"Through all the centuries and down to the world conflict of 1914-18, wars were made by governments. Woodrow Wilson challenged that necessity. . . . It is but an extension of that challenge of Woodrow Wilson for us to propose in this newer generation that from now on war by governments shall be changed to peace by peoples." When President Roosevelt during his first term wrote this in his second book "On Our Way", the people generally knew that they had been fooled in the last war. Wilson, disillusioned at Versailles, in his St. Louis speech, almost his last, acknowledged that it had been an economic war for plunder. Two years before, Eugene Debs, for the same statement had been sent to prison.
This Wilsonian attitude was so popular at the time that Roosevelt naturally espoused it. The political vote getter must "take care of the appeals to patriotism and peace. . . . In 1936 the President pledged to keep America at peace by keeping America neutral. In 1937 he proposed to keep the world at peace by means of quarantine. In 1939 he decided that two billion dollars' worth of armaments offered the United States its only protection against aggression. . . . At the beginning of 1939 he believed just as firmly in peace by rearmament as he did in peace by neutrality at the end of 1936 or in peace by quarantine at the end of 1937. At all times war was the last thing he wanted.
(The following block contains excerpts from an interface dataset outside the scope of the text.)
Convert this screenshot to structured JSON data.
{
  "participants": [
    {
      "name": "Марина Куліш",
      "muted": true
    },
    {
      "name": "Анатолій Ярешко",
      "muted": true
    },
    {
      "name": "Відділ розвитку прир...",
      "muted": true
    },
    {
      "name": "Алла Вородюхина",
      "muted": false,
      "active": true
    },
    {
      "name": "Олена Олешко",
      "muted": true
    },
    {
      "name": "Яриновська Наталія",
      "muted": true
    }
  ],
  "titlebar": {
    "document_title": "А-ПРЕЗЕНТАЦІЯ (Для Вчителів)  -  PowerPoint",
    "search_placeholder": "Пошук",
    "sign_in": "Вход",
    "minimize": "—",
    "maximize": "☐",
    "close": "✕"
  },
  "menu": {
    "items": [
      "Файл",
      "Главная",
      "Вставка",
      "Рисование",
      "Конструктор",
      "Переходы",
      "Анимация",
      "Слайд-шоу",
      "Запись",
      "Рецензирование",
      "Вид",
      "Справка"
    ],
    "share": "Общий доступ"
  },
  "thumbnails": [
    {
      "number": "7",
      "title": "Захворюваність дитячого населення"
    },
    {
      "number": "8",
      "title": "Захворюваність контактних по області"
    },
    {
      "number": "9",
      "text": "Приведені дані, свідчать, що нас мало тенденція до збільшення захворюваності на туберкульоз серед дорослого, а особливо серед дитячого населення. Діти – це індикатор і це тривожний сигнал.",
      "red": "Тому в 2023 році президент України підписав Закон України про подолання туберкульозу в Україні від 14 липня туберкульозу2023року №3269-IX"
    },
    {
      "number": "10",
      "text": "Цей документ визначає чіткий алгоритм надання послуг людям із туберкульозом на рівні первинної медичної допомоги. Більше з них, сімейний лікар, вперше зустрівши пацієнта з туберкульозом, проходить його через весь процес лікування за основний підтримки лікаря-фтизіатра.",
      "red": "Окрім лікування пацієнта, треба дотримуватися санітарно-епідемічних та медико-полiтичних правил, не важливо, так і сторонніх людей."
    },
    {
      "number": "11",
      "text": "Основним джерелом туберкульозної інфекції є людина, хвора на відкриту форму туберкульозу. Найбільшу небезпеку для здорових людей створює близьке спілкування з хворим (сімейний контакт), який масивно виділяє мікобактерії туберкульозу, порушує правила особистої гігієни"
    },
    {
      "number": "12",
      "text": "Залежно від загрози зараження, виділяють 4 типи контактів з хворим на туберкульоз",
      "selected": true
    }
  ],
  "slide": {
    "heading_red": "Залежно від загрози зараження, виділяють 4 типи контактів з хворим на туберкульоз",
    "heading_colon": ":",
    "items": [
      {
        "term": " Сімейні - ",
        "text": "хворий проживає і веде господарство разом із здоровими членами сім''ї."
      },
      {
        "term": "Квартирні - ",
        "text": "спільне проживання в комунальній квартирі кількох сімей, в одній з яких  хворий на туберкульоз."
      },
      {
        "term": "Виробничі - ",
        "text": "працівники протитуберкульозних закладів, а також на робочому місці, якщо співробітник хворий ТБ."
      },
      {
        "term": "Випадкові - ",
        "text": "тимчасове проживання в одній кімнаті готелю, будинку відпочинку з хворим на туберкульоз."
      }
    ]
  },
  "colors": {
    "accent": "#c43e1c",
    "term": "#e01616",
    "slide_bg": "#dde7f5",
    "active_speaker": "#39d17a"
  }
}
But the course of events coupled with the policies that he had pursued, made it necessary for him to accompany his pleas with stronger and stronger appeals to patriotism and bigger and bigger armament bills." ( Quincy Howe, "Blood is Cheaper Than Water", Simon and Schuster, 1939) (cf p 490)
The President was driven successively and successfully to oppose the Ludlow referendum for a vote on war, to turn aside the Legion's insistence that capital be drafted if men were, to check the Nye investigation of how the war came about, and to stifle the popular demand that munitions manufacture be nationalized (cf pp 157-8, 376-7). Instead he suggested that we 'take the profits out of war', and then all bills to that end, it was seen to, were pigeon-holed.
The first Neutrality Resolution in 1935, Beard reminds us in "Midpassage", "was in large part an outcome of the munitions investigation